In the case of higher motor oils, as I told you a while back, they have dual numbers. Such as 10W-40, 10W-30, etc.
- 10 – Viscosity in Cold Temperature
- W – Refers to Winter
- 40 – Viscosity in Hot Temperature
The smaller number “10” tells you how the oil will behave when the temperature is cold. So, you always want a lower number here.
While the bigger number “40” depicts how the oil works when the temperature is hot. You always want this number to be higher than the cold one.
Lighter is Better
As I already told you about the numbers. It’s crucial that you always use oils with lighter numbers. Lighter the number lower the viscosity. Thus, it’ll flow more efficiently. Grants quick easier ignition and better engine protection from the cold.
Such as 5W-40 are way better than the 10W-40 in winter case. So, don’t be a heavy lifter, or else your precious ride will suffer.
Oil Is Expensive
If synthetic oil is expensive then choose the synthetic blend. Or cycle between the full synthetic and conventional oil.
Synthetic blends are cheaper than synthetic oil (full synthetic oils). But powerful than conventional oil. (Check Battle of Oils > Synthetic Oil vs. Synthetic Blends).
Or you can follow the Synthetic Conventional Cycle. You can switch between the full synthetic and conventional oil at regular intervals. Remember, inter-changing between the oils doesn’t damage your ride. It’s just a simple myth with no basis running here and there.
Avoid Over Filling
Don’t over fillup your car’s oil box (crankshaft) to the brim. The air bubbles will make their way into the oil. The oil pump will not perform effectively while circulating bubbles and oil at the same time.
Oil Pan Plug Cleanup
If you change your car oil yourself, then clean the pan plug every time. Because many of these plugs are magnetic and can attract metal grains to them.
Add Oil Temperature Gauge
Add an oil temperature gauge to your ride. If there is then no worries and if isn’t then install. These specific gauges tell you about the situation of your engine oil. Either it’s cold, hot, or in optimal condition. Thus, they warn you about critical conditions before your engine gets the… hit.
Take Accurate Readings of Oil Level
Another thing I would recommend is to check the oil for the accurate level of readings. So, you add the right amount of oil according to your owner’s manual.
Drive for 10 to 20 minutes to warm the oil. Then park the car at a plain equal ground. Now, turn off the engine for 10 to 20 minutes to allow the oil to settle and drain back to the pan.

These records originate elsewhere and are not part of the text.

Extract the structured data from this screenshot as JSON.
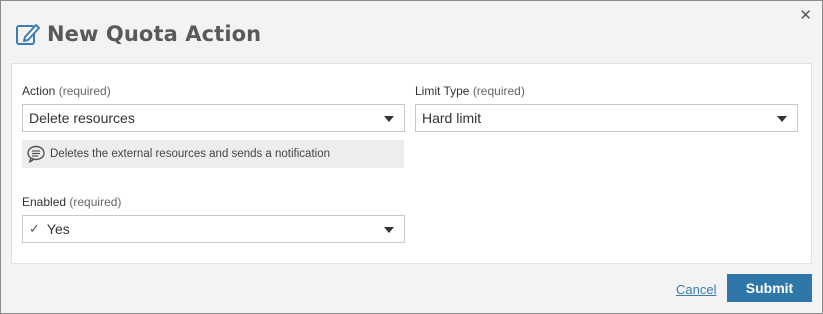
{
  "dialog": {
    "title": "New Quota Action",
    "title_icon": "edit-pencil-icon",
    "close_glyph": "✕"
  },
  "form": {
    "action": {
      "label": "Action",
      "required_text": "(required)",
      "value": "Delete resources",
      "hint_icon": "speech-bubble-icon",
      "hint": "Deletes the external resources and sends a notification"
    },
    "limit_type": {
      "label": "Limit Type",
      "required_text": "(required)",
      "value": "Hard limit"
    },
    "enabled": {
      "label": "Enabled",
      "required_text": "(required)",
      "value": "Yes",
      "value_icon": "checkmark-icon"
    }
  },
  "footer": {
    "cancel_label": "Cancel",
    "submit_label": "Submit"
  },
  "colors": {
    "accent": "#2f77a8",
    "link": "#3a7db5",
    "background": "#f3f3f3",
    "panel": "#ffffff"
  }
}
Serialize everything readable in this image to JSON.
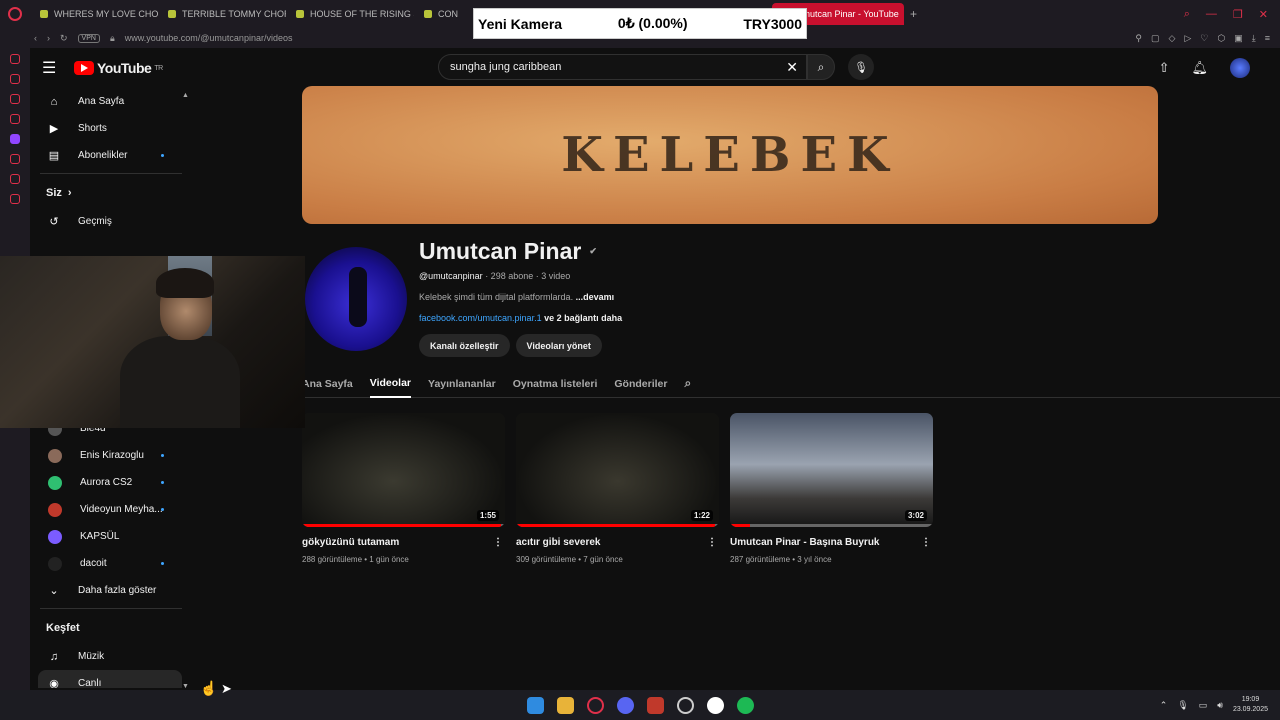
{
  "browser": {
    "tabs": [
      {
        "label": "WHERES MY LOVE CHOR"
      },
      {
        "label": "TERRIBLE TOMMY CHOR"
      },
      {
        "label": "HOUSE OF THE RISING S"
      },
      {
        "label": "CON"
      }
    ],
    "active_tab": "Umutcan Pinar - YouTube",
    "vpn_label": "VPN",
    "url": "www.youtube.com/@umutcanpinar/videos"
  },
  "overlay": {
    "name": "Yeni Kamera",
    "change": "0₺ (0.00%)",
    "price": "TRY3000"
  },
  "youtube": {
    "logo_text": "YouTube",
    "logo_region": "TR",
    "search_value": "sungha jung caribbean"
  },
  "sidebar": {
    "main": [
      {
        "label": "Ana Sayfa",
        "icon": "home-icon"
      },
      {
        "label": "Shorts",
        "icon": "shorts-icon"
      },
      {
        "label": "Abonelikler",
        "icon": "subscriptions-icon",
        "dot": true
      }
    ],
    "you_label": "Siz",
    "you_items": [
      {
        "label": "Geçmiş",
        "icon": "history-icon"
      }
    ],
    "channels": [
      {
        "label": "Ble4d",
        "color": "#555555",
        "dot": false
      },
      {
        "label": "Enis Kirazoglu",
        "color": "#8a6a5a",
        "dot": true
      },
      {
        "label": "Aurora CS2",
        "color": "#2fbf71",
        "dot": true
      },
      {
        "label": "Videoyun Meyha...",
        "color": "#c0392b",
        "dot": true
      },
      {
        "label": "KAPSÜL",
        "color": "#7b5cff",
        "dot": false
      },
      {
        "label": "dacoit",
        "color": "#222222",
        "dot": true
      }
    ],
    "show_more": "Daha fazla göster",
    "explore_label": "Keşfet",
    "explore": [
      {
        "label": "Müzik",
        "icon": "music-icon"
      },
      {
        "label": "Canlı",
        "icon": "live-icon"
      }
    ]
  },
  "channel": {
    "banner_text": "KELEBEK",
    "name": "Umutcan Pinar",
    "handle": "@umutcanpinar",
    "subs": "· 298 abone · 3 video",
    "description": "Kelebek şimdi tüm dijital platformlarda.",
    "more": "...devamı",
    "link": "facebook.com/umutcan.pinar.1",
    "link_more": "ve 2 bağlantı daha",
    "customize_btn": "Kanalı özelleştir",
    "manage_btn": "Videoları yönet",
    "tabs": [
      "Ana Sayfa",
      "Videolar",
      "Yayınlananlar",
      "Oynatma listeleri",
      "Gönderiler"
    ]
  },
  "videos": [
    {
      "title": "gökyüzünü tutamam",
      "meta": "288 görüntüleme • 1 gün önce",
      "duration": "1:55",
      "progress": 0.98
    },
    {
      "title": "acıtır gibi severek",
      "meta": "309 görüntüleme • 7 gün önce",
      "duration": "1:22",
      "progress": 0.98
    },
    {
      "title": "Umutcan Pinar - Başına Buyruk",
      "meta": "287 görüntüleme • 3 yıl önce",
      "duration": "3:02",
      "progress": 0.1
    }
  ],
  "taskbar": {
    "time": "19:09",
    "date": "23.09.2025"
  },
  "colors": {
    "accent": "#ff0000",
    "opera": "#e0304a",
    "link": "#3ea6ff"
  }
}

Now, pull out the dipstick, clean it, and reinsert it. Make sure you insert all the way through. Now, get the dipstick out again, and note the readings. For the last part, add the right amount and type of oil according to your owner’s manual.
Save The Record
Always save a record about mileage, oil change dates, types of oil you used, next oil you’re going to use.
Whenever an oil-related problem occurs or you going to change the oil. Be sure to check your owner’s manual for viscosity grade and oil specifications.
Seek Professional Help
Finally, take professional help if the problem is beyond you. Connect to your mechanic, oil change service, or auto spare parts outlet. They’ll guide you better about the owner’s manual as well as your ride’s problem.